Segment Start: Recorded information
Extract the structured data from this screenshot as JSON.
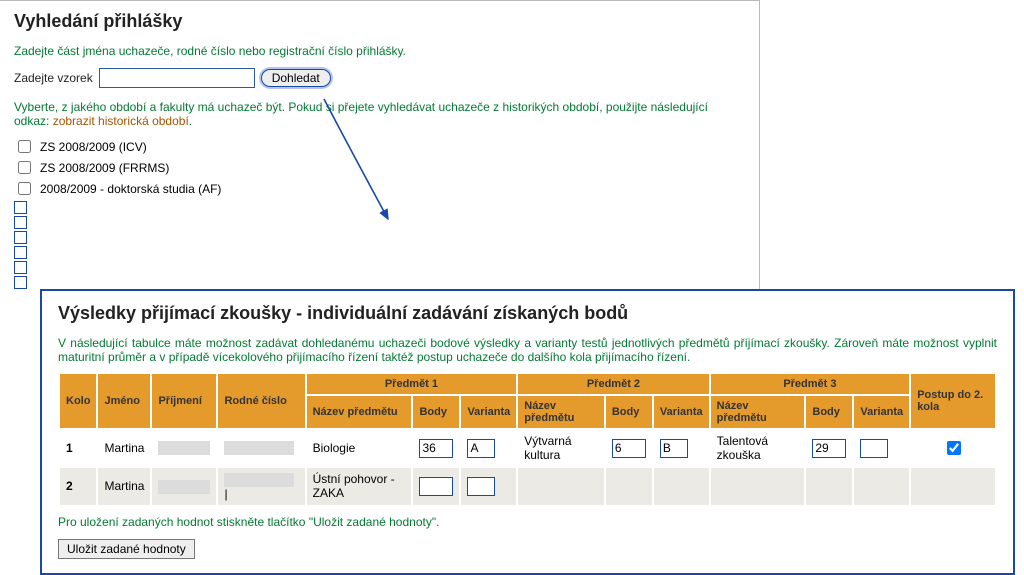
{
  "search": {
    "title": "Vyhledání přihlášky",
    "hint": "Zadejte část jména uchazeče, rodné číslo nebo registrační číslo přihlášky.",
    "input_label": "Zadejte vzorek",
    "input_value": "",
    "button": "Dohledat",
    "period_hint": "Vyberte, z jakého období a fakulty má uchazeč být. Pokud si přejete vyhledávat uchazeče z historikých období, použijte následující odkaz: ",
    "history_link": "zobrazit historická období",
    "periods": [
      "ZS 2008/2009 (ICV)",
      "ZS 2008/2009 (FRRMS)",
      "2008/2009 - doktorská studia (AF)"
    ]
  },
  "results": {
    "title": "Výsledky přijímací zkoušky - individuální zadávání získaných bodů",
    "intro": "V následující tabulce máte možnost zadávat dohledanému uchazeči bodové výsledky a varianty testů jednotlivých předmětů příjímací zkoušky. Zároveň máte možnost vyplnit maturitní průměr a v případě vícekolového přijímacího řízení taktéž postup uchazeče do dalšího kola přijímacího řízení.",
    "headers": {
      "kolo": "Kolo",
      "jmeno": "Jméno",
      "prijmeni": "Příjmení",
      "rodne": "Rodné číslo",
      "predmet1": "Předmět 1",
      "predmet2": "Předmět 2",
      "predmet3": "Předmět 3",
      "nazev": "Název předmětu",
      "body": "Body",
      "varianta": "Varianta",
      "postup": "Postup do 2. kola"
    },
    "rows": [
      {
        "kolo": "1",
        "jmeno": "Martina",
        "p1_name": "Biologie",
        "p1_body": "36",
        "p1_var": "A",
        "p2_name": "Výtvarná kultura",
        "p2_body": "6",
        "p2_var": "B",
        "p3_name": "Talentová zkouška",
        "p3_body": "29",
        "p3_var": "",
        "postup": true
      },
      {
        "kolo": "2",
        "jmeno": "Martina",
        "p1_name": "Ústní pohovor - ZAKA",
        "p1_body": "",
        "p1_var": "",
        "p2_name": "",
        "p2_body": "",
        "p2_var": "",
        "p3_name": "",
        "p3_body": "",
        "p3_var": "",
        "postup": null
      }
    ],
    "save_hint": "Pro uložení zadaných hodnot stiskněte tlačítko \"Uložit zadané hodnoty\".",
    "save_btn": "Uložit zadané hodnoty"
  }
}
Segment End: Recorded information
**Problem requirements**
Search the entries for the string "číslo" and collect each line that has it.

**Output for this task**
    "hint": "Zadejte část jména uchazeče, rodné číslo nebo registrační číslo přihlášky.",
      "rodne": "Rodné číslo",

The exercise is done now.